(RECORDS FOR THIS EXERCISE Opens)

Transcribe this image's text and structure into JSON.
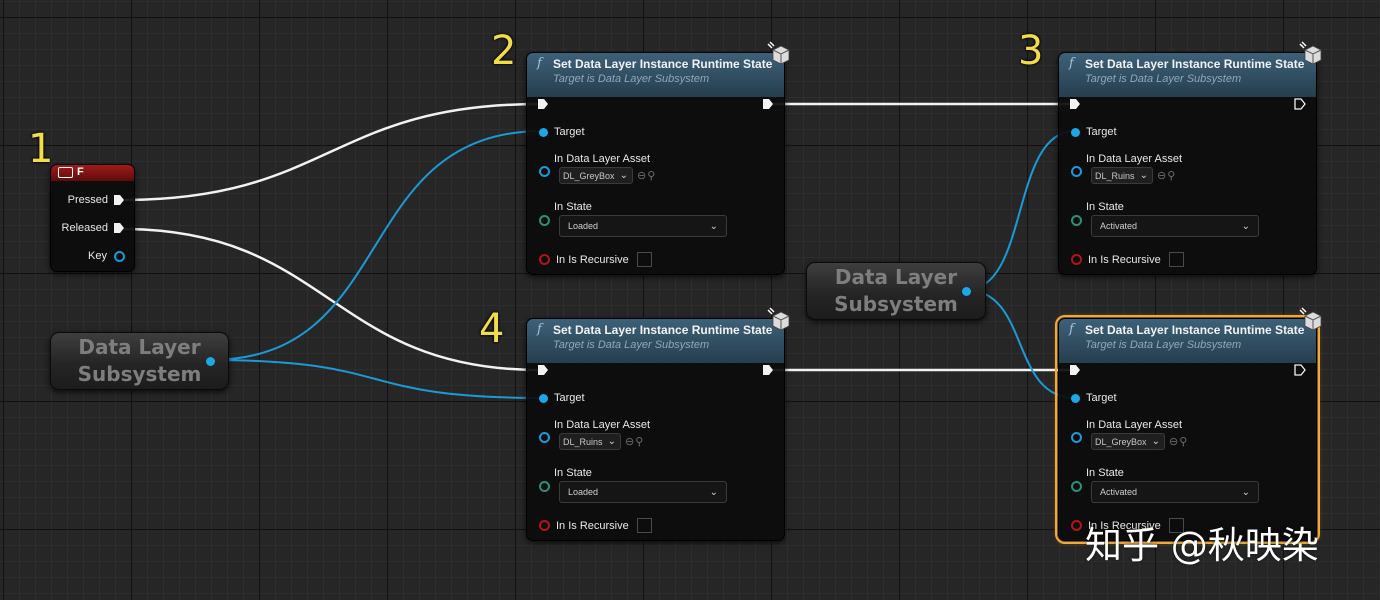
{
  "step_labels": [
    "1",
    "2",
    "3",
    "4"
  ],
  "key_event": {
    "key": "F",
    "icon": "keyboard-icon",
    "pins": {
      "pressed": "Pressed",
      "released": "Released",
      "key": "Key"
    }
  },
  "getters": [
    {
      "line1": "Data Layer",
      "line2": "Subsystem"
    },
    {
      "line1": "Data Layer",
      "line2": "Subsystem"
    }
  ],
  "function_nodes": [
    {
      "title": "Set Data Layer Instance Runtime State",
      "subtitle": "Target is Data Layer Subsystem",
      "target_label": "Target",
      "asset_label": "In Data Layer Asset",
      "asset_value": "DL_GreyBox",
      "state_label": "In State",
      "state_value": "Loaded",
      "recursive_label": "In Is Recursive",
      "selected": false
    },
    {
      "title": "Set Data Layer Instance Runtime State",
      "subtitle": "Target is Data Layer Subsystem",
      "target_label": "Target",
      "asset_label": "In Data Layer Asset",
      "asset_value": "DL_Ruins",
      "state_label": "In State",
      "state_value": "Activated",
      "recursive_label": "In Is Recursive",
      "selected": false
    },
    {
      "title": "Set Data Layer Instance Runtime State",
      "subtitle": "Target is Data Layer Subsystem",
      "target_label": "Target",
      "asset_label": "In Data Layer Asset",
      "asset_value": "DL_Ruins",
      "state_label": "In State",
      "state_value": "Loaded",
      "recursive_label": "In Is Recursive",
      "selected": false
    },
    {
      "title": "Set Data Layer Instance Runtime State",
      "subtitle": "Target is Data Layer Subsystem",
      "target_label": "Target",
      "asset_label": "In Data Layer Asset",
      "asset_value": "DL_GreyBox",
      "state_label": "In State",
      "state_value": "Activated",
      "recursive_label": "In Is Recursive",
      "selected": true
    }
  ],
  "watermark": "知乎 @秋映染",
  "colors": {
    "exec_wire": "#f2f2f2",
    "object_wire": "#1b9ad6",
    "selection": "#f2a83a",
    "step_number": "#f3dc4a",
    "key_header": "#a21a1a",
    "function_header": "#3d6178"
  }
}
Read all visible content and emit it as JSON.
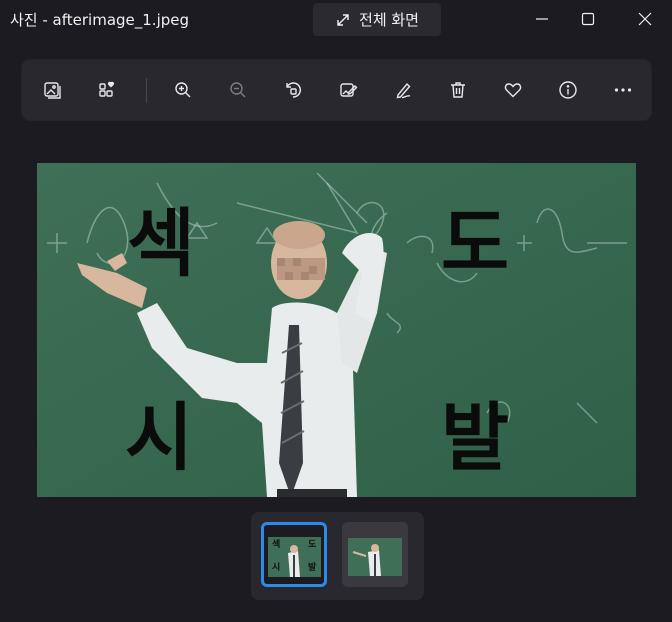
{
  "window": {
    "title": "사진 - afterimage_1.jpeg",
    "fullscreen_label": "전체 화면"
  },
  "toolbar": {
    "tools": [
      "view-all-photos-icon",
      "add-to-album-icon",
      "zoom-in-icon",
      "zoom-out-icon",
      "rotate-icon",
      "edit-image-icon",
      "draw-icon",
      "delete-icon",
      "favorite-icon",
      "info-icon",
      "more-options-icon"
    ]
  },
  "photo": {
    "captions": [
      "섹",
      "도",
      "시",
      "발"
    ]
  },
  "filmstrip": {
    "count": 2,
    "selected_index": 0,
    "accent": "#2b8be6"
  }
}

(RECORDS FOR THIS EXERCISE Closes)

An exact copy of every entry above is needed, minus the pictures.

→ **THE ANSWER**
Transcribe this image's text and structure into JSON.
{
  "step_labels": [
    "1",
    "2",
    "3",
    "4"
  ],
  "key_event": {
    "key": "F",
    "icon": "keyboard-icon",
    "pins": {
      "pressed": "Pressed",
      "released": "Released",
      "key": "Key"
    }
  },
  "getters": [
    {
      "line1": "Data Layer",
      "line2": "Subsystem"
    },
    {
      "line1": "Data Layer",
      "line2": "Subsystem"
    }
  ],
  "function_nodes": [
    {
      "title": "Set Data Layer Instance Runtime State",
      "subtitle": "Target is Data Layer Subsystem",
      "target_label": "Target",
      "asset_label": "In Data Layer Asset",
      "asset_value": "DL_GreyBox",
      "state_label": "In State",
      "state_value": "Loaded",
      "recursive_label": "In Is Recursive",
      "selected": false
    },
    {
      "title": "Set Data Layer Instance Runtime State",
      "subtitle": "Target is Data Layer Subsystem",
      "target_label": "Target",
      "asset_label": "In Data Layer Asset",
      "asset_value": "DL_Ruins",
      "state_label": "In State",
      "state_value": "Activated",
      "recursive_label": "In Is Recursive",
      "selected": false
    },
    {
      "title": "Set Data Layer Instance Runtime State",
      "subtitle": "Target is Data Layer Subsystem",
      "target_label": "Target",
      "asset_label": "In Data Layer Asset",
      "asset_value": "DL_Ruins",
      "state_label": "In State",
      "state_value": "Loaded",
      "recursive_label": "In Is Recursive",
      "selected": false
    },
    {
      "title": "Set Data Layer Instance Runtime State",
      "subtitle": "Target is Data Layer Subsystem",
      "target_label": "Target",
      "asset_label": "In Data Layer Asset",
      "asset_value": "DL_GreyBox",
      "state_label": "In State",
      "state_value": "Activated",
      "recursive_label": "In Is Recursive",
      "selected": true
    }
  ],
  "watermark": "知乎 @秋映染",
  "colors": {
    "exec_wire": "#f2f2f2",
    "object_wire": "#1b9ad6",
    "selection": "#f2a83a",
    "step_number": "#f3dc4a",
    "key_header": "#a21a1a",
    "function_header": "#3d6178"
  }
}
Read all visible content and emit it as JSON.
{
  "window": {
    "title": "사진 - afterimage_1.jpeg",
    "fullscreen_label": "전체 화면"
  },
  "toolbar": {
    "tools": [
      "view-all-photos-icon",
      "add-to-album-icon",
      "zoom-in-icon",
      "zoom-out-icon",
      "rotate-icon",
      "edit-image-icon",
      "draw-icon",
      "delete-icon",
      "favorite-icon",
      "info-icon",
      "more-options-icon"
    ]
  },
  "photo": {
    "captions": [
      "섹",
      "도",
      "시",
      "발"
    ]
  },
  "filmstrip": {
    "count": 2,
    "selected_index": 0,
    "accent": "#2b8be6"
  }
}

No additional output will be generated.